I wanted to write something about the launch of the tree charter on 6 November, which hasn’t been widely covered in the media, but I did find this great piece by Boudicca Fox-Leonard (what a name!) in the Telegraph that seems to cover most of what I wanted to say, which either means I’m not nearly as original as I thought I was, or I’m in exalted company in thinking along the same lines as Ms Fox-Leonard!
Her piece begins with a wonderful sentence: ‘In slides the shovel, out comes a clod of earth; a delicate sapling is dropped into the neat hole and soil repacked around it.’ She mentions the fact that our percentage of tree cover in the UK is far below the European average. Across the UK it stands at around 13 per cent and in England it is just 10 per cent. Compare this to France (36.76%), Spain (36.7%), Italy (35%) and Germany (32%). Even allowing for the fact that Britain is an island with a high population density, the comparison is enormously unfavourable, yet 2016 was the worst year for planting on record. She also points out that the government pledged to plant 11 million trees by 2020 and that this pledge is unlikely to be kept. In other words, not enough is being done to improve the situation.
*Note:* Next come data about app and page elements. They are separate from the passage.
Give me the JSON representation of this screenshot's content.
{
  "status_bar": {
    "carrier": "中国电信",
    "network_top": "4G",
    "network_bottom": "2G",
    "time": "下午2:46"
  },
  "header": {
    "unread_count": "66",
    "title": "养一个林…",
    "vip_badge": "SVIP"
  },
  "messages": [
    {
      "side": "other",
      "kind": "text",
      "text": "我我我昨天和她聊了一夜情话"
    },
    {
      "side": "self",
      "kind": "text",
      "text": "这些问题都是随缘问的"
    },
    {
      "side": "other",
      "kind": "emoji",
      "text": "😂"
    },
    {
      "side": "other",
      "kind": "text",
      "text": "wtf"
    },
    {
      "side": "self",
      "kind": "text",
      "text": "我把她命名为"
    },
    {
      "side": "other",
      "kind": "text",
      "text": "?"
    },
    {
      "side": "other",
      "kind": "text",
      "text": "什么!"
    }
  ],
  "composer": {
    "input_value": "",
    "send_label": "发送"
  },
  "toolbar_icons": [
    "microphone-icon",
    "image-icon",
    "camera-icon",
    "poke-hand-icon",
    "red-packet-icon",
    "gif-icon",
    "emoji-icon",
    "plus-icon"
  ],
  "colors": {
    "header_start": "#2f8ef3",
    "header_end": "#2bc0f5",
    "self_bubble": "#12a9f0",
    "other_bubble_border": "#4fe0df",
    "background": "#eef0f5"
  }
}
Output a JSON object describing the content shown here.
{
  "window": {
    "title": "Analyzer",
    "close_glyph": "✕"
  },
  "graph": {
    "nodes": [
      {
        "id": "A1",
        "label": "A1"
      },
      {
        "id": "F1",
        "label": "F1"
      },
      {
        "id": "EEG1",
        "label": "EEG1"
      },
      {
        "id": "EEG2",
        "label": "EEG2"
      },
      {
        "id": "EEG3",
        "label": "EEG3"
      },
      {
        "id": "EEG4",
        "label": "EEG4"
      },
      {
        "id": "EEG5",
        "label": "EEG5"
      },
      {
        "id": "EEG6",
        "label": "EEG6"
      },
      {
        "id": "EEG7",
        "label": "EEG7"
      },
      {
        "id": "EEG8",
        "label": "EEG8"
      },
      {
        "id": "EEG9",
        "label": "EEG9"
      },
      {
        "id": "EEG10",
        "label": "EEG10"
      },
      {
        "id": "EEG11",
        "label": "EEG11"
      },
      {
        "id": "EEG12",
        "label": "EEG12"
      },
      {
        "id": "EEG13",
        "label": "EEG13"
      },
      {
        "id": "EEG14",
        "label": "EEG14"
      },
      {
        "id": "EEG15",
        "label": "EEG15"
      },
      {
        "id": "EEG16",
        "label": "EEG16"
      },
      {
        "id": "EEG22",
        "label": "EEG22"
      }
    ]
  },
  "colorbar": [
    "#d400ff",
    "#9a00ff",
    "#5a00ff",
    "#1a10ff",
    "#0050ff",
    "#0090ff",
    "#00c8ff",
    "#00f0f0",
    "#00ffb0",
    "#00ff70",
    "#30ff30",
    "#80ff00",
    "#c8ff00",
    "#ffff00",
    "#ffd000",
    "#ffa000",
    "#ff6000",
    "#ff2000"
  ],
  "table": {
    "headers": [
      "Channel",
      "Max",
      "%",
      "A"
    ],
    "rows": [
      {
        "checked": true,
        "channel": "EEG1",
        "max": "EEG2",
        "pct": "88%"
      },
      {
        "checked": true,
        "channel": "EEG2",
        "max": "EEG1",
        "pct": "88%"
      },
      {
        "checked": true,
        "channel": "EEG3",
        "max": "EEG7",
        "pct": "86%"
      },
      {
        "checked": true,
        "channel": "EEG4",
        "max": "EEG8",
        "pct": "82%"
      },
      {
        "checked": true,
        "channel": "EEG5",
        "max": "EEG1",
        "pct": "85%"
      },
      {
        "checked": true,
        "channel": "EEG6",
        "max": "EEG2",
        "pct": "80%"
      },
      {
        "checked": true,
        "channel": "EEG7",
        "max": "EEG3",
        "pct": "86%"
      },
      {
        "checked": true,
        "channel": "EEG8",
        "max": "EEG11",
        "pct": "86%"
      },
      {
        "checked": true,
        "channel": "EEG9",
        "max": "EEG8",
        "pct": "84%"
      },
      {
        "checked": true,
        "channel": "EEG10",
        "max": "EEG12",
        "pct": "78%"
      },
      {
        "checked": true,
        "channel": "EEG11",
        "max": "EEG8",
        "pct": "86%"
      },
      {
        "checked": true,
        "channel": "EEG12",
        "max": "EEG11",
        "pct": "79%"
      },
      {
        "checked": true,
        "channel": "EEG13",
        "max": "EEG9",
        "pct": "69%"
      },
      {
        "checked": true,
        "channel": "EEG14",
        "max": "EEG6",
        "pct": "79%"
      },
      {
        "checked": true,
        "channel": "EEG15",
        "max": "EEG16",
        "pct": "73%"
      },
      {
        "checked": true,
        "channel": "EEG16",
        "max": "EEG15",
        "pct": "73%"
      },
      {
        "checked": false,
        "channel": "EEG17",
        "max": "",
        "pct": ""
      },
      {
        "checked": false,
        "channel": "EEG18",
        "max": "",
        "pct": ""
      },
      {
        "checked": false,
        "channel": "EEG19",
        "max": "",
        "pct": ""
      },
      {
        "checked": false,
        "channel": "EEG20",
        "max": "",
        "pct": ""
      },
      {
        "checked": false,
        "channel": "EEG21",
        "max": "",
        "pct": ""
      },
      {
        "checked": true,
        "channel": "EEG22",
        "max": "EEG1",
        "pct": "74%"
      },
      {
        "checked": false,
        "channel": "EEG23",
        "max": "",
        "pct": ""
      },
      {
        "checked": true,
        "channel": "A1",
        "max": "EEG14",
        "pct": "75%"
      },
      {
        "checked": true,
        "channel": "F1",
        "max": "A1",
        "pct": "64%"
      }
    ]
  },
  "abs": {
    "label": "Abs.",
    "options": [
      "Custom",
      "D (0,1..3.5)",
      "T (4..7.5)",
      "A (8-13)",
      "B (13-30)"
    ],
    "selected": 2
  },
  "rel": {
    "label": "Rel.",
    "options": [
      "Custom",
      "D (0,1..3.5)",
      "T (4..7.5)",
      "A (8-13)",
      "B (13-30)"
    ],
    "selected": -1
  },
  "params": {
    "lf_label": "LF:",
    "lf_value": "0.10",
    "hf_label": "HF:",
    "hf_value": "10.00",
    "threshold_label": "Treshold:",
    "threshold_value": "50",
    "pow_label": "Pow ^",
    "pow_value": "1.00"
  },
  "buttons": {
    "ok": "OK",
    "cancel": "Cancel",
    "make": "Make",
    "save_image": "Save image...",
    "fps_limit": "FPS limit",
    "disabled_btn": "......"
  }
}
Why do I think it is important that more trees are planted? I have two main answers to that question – the first is personal; and the second is more about the benefits that I believe trees provide to our society as a whole.